New Zealand's native birds are reaping the benefits of aerial 1080 operations.
When I last visited a forest frequented by orange-fronted parakeet/kākāriki karaka, there was quiet optimism.
DoC has confirmed to Newshub there was no 1080 poison in the dead birds left by protesters on the steps of Parliament several weeks ago.
Aerial predator control is under way for the southern boundary of the Hauraki District.
An area of 6300ha of public conservation land in the Otahu catchment near Whiritoa will have a 1080 operation.
Starting this month, the aerial pest control is part of the government's nationwide 'Battle for our Birds' 1080 operation.
Otahu is largely forested, and drained by the Otahu River and tributaries to the Otahu estuary, which covers about 110ha providing significant vegetation and wildlife habitat.
Millions of dollars have been spent killing pests in Greater Wellington forests to give native wildlife a chance and keep TB at bay, but has it been worth it? Piers Fuller reports.
The threat posed by rats, stoats and possums to our bird species is "significant and urgent" and the battle continues to quietly rage in forests large and small around the greater Wellington region.
Over the past decade hundreds of tonnes of the controversial poison bait 1080 have been dropped in the Tararua, Aorangi and Remutaka ranges in an effort to push back a tide of pests, but the advent of new technology is making ground trapping a more attractive option.
Kiwi, kakapo, Maui dolphin - and even the great white shark - feature on a list of 150 New Zealand species "prioritised" in an ambitious conservation strategy launched by the government this morning.
The Department of Conservation's new Threatened Species Strategy hinges greatly on already-announced moves under the Predator Free New Zealand (PFNZ) plan to purge the country of pest predators by 2050.
A group of South Island fishermen claim to have come into contact with aerially distributed 1080 bait pellets in early December while guiding a fishing party in the Mokihinui River valley.
An aerial 1080 operation on that day was being flown by helicopter contractors completing pest control work for the Department of Conservation’s Battle for our Birds programme and OSPRI’s TBfree programme.
‘Do nothing’ is not an option while these predators threaten the survival of our vulnerable birds and bats. It’s literally a ‘Battle for our Birds’.
So far we have carried out more than a third of our planned pest control over 820,000 hectares using aerial 1080 and 70,000 hectares largely by traps alone. Several long-term study sites show the cumulative benefits of regular, carefully-timed, 1080 treatment. Our monitoring shows that kiwi, kākā, kea and whio, among others, have better breeding success and produce more young after aerial 1080 pest control.

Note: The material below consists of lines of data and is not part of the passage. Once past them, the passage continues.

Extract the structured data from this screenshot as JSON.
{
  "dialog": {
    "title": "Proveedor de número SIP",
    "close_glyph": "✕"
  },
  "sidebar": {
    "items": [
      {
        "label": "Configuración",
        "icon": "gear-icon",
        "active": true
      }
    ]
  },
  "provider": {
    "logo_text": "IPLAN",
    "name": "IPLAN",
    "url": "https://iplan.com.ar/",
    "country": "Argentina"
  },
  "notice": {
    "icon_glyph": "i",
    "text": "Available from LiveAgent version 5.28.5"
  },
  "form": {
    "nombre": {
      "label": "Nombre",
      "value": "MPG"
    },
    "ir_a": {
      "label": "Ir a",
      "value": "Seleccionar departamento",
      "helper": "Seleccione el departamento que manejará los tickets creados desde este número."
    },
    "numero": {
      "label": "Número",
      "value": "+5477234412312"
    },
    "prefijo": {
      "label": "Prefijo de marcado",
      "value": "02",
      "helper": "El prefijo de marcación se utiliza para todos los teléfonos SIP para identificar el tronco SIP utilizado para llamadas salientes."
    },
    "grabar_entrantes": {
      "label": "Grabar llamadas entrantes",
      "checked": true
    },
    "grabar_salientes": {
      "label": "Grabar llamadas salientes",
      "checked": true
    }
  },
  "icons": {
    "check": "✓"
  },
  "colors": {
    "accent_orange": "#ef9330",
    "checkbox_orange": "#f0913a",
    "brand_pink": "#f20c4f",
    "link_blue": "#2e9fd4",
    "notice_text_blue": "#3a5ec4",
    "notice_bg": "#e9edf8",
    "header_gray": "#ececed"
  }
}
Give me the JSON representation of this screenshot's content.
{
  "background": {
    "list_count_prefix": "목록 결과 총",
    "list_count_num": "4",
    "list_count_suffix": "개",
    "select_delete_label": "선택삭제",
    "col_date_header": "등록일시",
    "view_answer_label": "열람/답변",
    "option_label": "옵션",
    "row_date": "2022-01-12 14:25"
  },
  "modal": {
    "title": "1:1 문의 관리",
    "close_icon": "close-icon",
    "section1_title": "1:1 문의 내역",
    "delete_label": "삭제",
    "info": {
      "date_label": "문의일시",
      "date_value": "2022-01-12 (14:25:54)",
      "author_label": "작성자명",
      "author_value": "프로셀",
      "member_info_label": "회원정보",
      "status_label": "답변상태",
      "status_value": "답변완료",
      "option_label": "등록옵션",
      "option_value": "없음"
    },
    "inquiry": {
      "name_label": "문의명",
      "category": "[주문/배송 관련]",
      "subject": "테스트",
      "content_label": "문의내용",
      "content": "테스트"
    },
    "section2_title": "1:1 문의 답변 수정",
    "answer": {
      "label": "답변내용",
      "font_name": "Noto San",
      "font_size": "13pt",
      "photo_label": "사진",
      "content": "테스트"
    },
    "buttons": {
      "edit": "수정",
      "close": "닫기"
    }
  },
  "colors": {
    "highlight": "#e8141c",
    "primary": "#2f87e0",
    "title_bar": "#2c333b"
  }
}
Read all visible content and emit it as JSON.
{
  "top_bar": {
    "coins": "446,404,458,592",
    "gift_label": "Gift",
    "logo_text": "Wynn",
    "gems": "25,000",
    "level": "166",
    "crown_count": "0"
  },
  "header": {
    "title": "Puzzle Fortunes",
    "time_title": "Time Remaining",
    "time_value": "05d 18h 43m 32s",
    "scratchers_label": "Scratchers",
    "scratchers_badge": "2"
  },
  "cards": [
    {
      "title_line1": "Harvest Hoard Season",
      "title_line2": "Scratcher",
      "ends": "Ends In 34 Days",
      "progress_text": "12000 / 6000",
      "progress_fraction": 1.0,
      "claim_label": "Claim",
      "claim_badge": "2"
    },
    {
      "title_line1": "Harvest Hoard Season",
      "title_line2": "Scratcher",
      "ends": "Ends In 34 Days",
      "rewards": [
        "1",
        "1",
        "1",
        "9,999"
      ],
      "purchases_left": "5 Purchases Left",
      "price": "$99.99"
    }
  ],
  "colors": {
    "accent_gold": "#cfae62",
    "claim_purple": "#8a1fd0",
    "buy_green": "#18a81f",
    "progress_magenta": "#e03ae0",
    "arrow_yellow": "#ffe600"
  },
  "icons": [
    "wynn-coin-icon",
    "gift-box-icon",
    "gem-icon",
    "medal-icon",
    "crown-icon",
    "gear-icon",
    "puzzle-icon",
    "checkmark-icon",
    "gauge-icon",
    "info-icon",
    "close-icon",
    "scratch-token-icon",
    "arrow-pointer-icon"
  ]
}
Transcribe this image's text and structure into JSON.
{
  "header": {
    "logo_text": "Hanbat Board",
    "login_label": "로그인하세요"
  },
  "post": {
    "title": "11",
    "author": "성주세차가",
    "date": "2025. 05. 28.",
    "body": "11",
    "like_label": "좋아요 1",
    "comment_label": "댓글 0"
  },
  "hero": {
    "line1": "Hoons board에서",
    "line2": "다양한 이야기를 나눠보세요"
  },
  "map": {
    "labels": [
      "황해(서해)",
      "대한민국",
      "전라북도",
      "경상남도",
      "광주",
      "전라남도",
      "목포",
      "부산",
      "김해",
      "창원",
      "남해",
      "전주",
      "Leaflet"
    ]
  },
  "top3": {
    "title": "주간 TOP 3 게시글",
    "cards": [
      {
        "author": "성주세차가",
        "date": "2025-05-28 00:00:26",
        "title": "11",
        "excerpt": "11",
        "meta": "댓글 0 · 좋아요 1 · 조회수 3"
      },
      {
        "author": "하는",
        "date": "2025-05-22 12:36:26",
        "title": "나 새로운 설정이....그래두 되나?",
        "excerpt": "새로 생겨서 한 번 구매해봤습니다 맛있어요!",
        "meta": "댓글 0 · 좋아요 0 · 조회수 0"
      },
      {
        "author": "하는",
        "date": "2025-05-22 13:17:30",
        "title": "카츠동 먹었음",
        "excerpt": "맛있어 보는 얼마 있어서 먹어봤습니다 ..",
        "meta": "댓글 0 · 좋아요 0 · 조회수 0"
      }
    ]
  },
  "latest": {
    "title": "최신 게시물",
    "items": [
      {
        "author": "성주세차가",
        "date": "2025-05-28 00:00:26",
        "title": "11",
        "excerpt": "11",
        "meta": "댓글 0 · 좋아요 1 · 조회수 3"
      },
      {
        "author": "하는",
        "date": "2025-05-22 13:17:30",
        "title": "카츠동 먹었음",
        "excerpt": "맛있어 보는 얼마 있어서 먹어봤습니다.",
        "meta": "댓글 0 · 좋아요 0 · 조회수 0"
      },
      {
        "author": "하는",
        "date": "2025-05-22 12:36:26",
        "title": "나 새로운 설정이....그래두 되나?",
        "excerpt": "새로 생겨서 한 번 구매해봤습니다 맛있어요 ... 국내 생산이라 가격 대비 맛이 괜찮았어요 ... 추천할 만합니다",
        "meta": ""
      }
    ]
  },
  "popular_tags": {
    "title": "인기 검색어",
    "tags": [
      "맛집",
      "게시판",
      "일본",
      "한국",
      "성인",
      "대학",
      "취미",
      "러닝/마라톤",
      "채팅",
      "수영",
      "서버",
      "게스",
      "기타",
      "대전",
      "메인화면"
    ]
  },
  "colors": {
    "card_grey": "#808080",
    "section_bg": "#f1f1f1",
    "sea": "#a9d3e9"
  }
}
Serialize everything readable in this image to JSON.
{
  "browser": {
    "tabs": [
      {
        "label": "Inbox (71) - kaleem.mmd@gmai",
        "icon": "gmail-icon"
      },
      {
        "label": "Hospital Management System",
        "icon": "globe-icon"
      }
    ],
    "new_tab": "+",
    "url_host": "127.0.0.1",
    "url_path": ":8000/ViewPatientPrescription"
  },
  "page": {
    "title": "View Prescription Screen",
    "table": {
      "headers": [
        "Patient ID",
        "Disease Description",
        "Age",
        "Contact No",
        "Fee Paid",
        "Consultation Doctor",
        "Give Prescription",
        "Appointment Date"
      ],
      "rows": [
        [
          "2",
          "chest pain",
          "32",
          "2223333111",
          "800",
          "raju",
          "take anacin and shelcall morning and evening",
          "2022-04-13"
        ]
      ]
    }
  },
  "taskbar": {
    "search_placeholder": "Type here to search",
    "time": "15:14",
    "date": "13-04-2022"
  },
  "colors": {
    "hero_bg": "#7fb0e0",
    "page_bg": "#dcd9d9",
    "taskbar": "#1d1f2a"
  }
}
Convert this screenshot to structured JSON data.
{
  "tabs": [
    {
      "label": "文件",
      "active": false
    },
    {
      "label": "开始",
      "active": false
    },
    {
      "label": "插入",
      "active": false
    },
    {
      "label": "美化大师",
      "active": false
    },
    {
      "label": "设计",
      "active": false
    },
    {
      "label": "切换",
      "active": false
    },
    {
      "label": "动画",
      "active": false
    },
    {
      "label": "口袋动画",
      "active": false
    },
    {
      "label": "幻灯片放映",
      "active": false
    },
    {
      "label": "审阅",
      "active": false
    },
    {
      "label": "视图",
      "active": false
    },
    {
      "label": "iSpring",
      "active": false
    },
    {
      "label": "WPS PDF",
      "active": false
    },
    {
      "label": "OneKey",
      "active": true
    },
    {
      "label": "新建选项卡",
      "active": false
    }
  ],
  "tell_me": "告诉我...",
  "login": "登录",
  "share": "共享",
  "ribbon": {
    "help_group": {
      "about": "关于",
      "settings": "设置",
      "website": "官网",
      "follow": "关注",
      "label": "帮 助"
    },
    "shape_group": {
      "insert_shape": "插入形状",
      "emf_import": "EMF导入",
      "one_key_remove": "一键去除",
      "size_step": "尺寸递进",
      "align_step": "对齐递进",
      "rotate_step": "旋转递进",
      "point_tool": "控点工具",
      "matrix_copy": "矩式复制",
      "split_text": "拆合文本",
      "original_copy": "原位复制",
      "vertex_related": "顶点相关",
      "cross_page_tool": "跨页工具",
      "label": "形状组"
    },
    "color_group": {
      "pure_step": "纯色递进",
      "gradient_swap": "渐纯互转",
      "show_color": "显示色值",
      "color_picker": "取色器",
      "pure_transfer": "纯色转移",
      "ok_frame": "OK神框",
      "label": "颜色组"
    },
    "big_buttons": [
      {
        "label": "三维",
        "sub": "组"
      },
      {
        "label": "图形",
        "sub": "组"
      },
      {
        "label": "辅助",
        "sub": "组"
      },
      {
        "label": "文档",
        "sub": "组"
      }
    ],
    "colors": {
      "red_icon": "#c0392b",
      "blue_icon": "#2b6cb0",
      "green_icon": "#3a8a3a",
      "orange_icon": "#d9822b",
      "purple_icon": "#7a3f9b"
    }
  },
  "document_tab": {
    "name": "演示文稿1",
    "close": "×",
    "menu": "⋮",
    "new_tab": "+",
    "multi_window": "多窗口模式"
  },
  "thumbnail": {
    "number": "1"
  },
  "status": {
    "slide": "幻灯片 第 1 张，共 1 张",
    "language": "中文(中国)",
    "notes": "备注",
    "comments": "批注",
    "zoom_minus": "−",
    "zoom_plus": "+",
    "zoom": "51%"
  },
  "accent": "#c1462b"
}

The Department of Conservation has begun aerial 1080 drops in the Kahurangi National Park as part of its Battle for our Birds predator control programme.
The predator control is aimed at protecting populations of whio/blue duck, great spotted kiwi, kea, kaka, rock wren/tuke, Powelliphanta snails and long-tailed bats/pekapeka
A tentative start date for two planned 1080 drops near Queenstown has been set.
Department of Conservation Wakatipu operations manager Geoff Owen said the operation, to kill the predators of native birds, would begin any time from September 5.